Storytellers takes a glimpse into an artist’s inner psyche through a story of their choice.
A late 80′s cartoon called Vytor: The Starfire Champion, some fictional characters named Skyla and Myzor Sarcophogus, and a pair of animation-studio-running parents had a lot to do with Tyler Burton’s decision to name his future-r&b project Vyxor.
I grew up in an animation studio. Every day after school I was in the animation studio. Late nights at the animation studio, cereal for dinner. Walk past reception, past the darkroom. The storyboards were tacked on every wall, so you could follow the narrative down the hall (the dino dude grabbed his skateboard and gave chase in panel three). Walk through the corrosive cloud spilling out of the ink and paint department, past the clumsy grey-green Moviolas, outside into the parking lot, past the porn studios and the model airplane manufacturer, the budget movie theater and 50′s diner, and into the quiet, comforting mush of the light-industrial enclave of the San Fernando Valley.
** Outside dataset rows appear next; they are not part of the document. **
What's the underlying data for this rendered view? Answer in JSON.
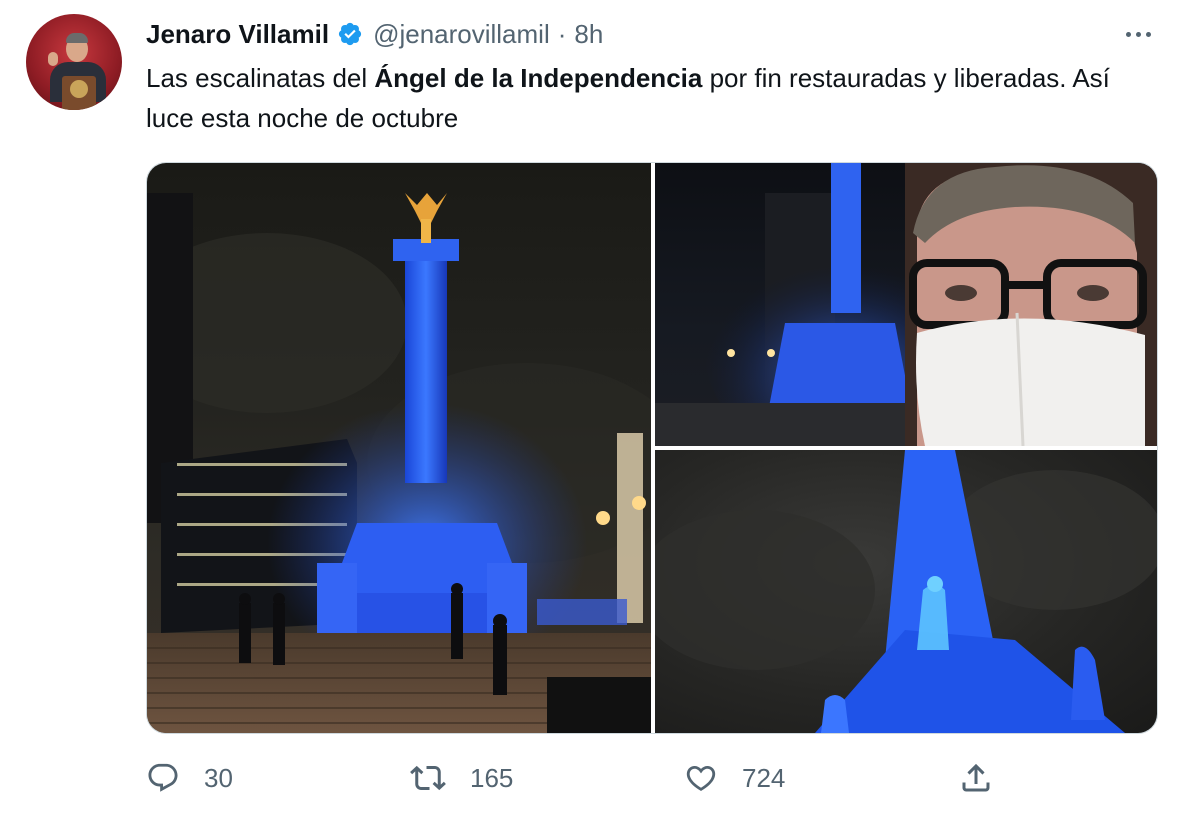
{
  "tweet": {
    "author": {
      "display_name": "Jenaro Villamil",
      "handle": "@jenarovillamil",
      "separator": "·",
      "time": "8h",
      "verified": true
    },
    "text": {
      "part1": "Las escalinatas del ",
      "bold": "Ángel de la Independencia",
      "part2": " por fin restauradas y liberadas. Así luce esta noche de octubre"
    },
    "media": [
      {
        "name": "photo-angel-monument-stairs",
        "icon": "photo"
      },
      {
        "name": "photo-monument-column-night",
        "icon": "photo"
      },
      {
        "name": "photo-statue-closeup",
        "icon": "photo"
      }
    ],
    "actions": {
      "reply_count": "30",
      "retweet_count": "165",
      "like_count": "724"
    }
  },
  "colors": {
    "text_primary": "#0f1419",
    "text_secondary": "#536471",
    "verified_blue": "#1d9bf0",
    "border": "#cfd9de",
    "monument_blue": "#1f5cff"
  }
}
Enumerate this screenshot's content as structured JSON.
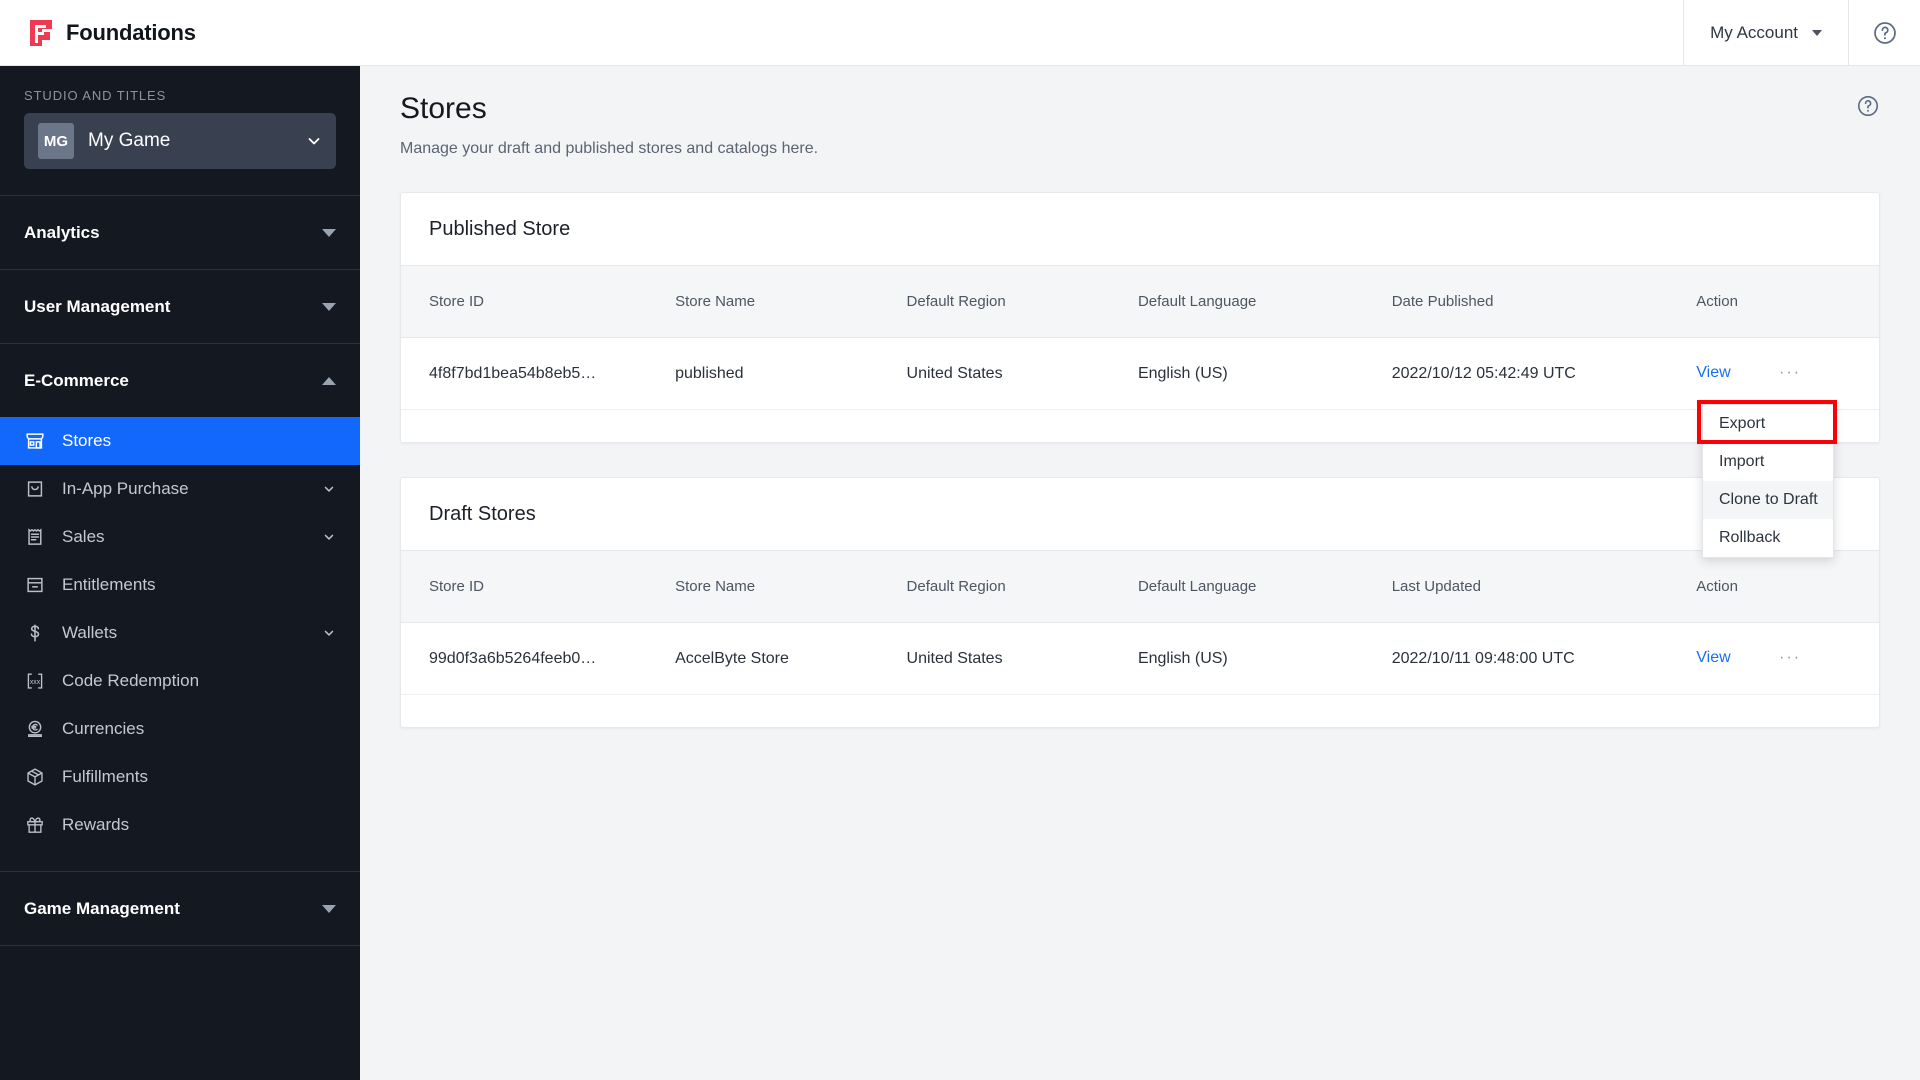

In 1989, Vytor the Starfire Champion teamed up with Skyla to defeat Myzor Sarcophogus and reclaim the Saturn Orb. This sci-fi battle for power and peace and one-liners was fought over a period of four episodes and then quickly shut down. Big production costs and no toy deal contributed to an early cancellation. Even the awesome lightning-summoning synthesizer weapon featured in episode #2 couldn’t save it.
The studio quickly moved on to other projects. And I casually watched over the next decade or so, immersed but never a part of the meetings and deadlines, the successes and stresses, the gleefully dirty-minded illustrators and voice actors, the Northridge earthquake, the devastating water damage, the multiple relocations, the dedication of a small team, the steady decline and eventual closure.
I’ve been composing and recording for many years now, but recently my method shifted, and my music changed. Unsatisfied with my standard cache of emotional tropes and genre signifiers, I wanted to create a narrative outside of myself, a separate universe, something cartoonish and a little silly, operating at an exaggerated velocity. A new property with shades of sci-fi, unto itself, and probably no toy deal. I looked back and decided to borrow the Starfire Champion’s name, accidentally tipping over the ‘t’ in the process. I invoked Vytor’s name to summon the promise of an animated epic filled with sky castles and magic orbs, but more importantly, to remember the studio at its best: the positive creative fantasy without the business. The name looks convoluted, but there’s a simple, personal meaning behind it. It gives me the strength to continue working on this musical passion project, which luckily, no one can cancel.